WHAT TO DO:
Copy the records below exactly.

AVAILABLE RECORDS:
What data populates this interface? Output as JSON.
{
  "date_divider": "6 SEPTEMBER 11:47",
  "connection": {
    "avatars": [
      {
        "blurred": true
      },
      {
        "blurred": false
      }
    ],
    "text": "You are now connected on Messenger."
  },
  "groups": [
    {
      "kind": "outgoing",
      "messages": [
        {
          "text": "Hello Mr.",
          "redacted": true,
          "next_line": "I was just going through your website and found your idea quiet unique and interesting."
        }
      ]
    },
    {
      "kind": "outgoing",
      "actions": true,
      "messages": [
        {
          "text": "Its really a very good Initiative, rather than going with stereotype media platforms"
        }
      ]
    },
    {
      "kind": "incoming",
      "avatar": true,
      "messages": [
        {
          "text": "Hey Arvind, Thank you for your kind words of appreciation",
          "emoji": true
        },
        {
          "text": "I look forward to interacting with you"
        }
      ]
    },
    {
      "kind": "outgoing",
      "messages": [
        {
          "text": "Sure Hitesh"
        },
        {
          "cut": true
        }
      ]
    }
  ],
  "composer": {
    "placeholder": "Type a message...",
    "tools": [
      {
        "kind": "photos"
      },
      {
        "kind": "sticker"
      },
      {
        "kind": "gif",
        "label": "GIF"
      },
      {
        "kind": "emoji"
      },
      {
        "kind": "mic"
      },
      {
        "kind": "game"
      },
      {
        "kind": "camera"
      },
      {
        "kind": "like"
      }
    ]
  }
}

OUTPUT OF THE TASK:
What data populates this interface? Output as JSON.
{
  "date_divider": "6 SEPTEMBER 11:47",
  "connection": {
    "avatars": [
      {
        "blurred": true
      },
      {
        "blurred": false
      }
    ],
    "text": "You are now connected on Messenger."
  },
  "groups": [
    {
      "kind": "outgoing",
      "messages": [
        {
          "text": "Hello Mr.",
          "redacted": true,
          "next_line": "I was just going through your website and found your idea quiet unique and interesting."
        }
      ]
    },
    {
      "kind": "outgoing",
      "actions": true,
      "messages": [
        {
          "text": "Its really a very good Initiative, rather than going with stereotype media platforms"
        }
      ]
    },
    {
      "kind": "incoming",
      "avatar": true,
      "messages": [
        {
          "text": "Hey Arvind, Thank you for your kind words of appreciation",
          "emoji": true
        },
        {
          "text": "I look forward to interacting with you"
        }
      ]
    },
    {
      "kind": "outgoing",
      "messages": [
        {
          "text": "Sure Hitesh"
        },
        {
          "cut": true
        }
      ]
    }
  ],
  "composer": {
    "placeholder": "Type a message...",
    "tools": [
      {
        "kind": "photos"
      },
      {
        "kind": "sticker"
      },
      {
        "kind": "gif",
        "label": "GIF"
      },
      {
        "kind": "emoji"
      },
      {
        "kind": "mic"
      },
      {
        "kind": "game"
      },
      {
        "kind": "camera"
      },
      {
        "kind": "like"
      }
    ]
  }
}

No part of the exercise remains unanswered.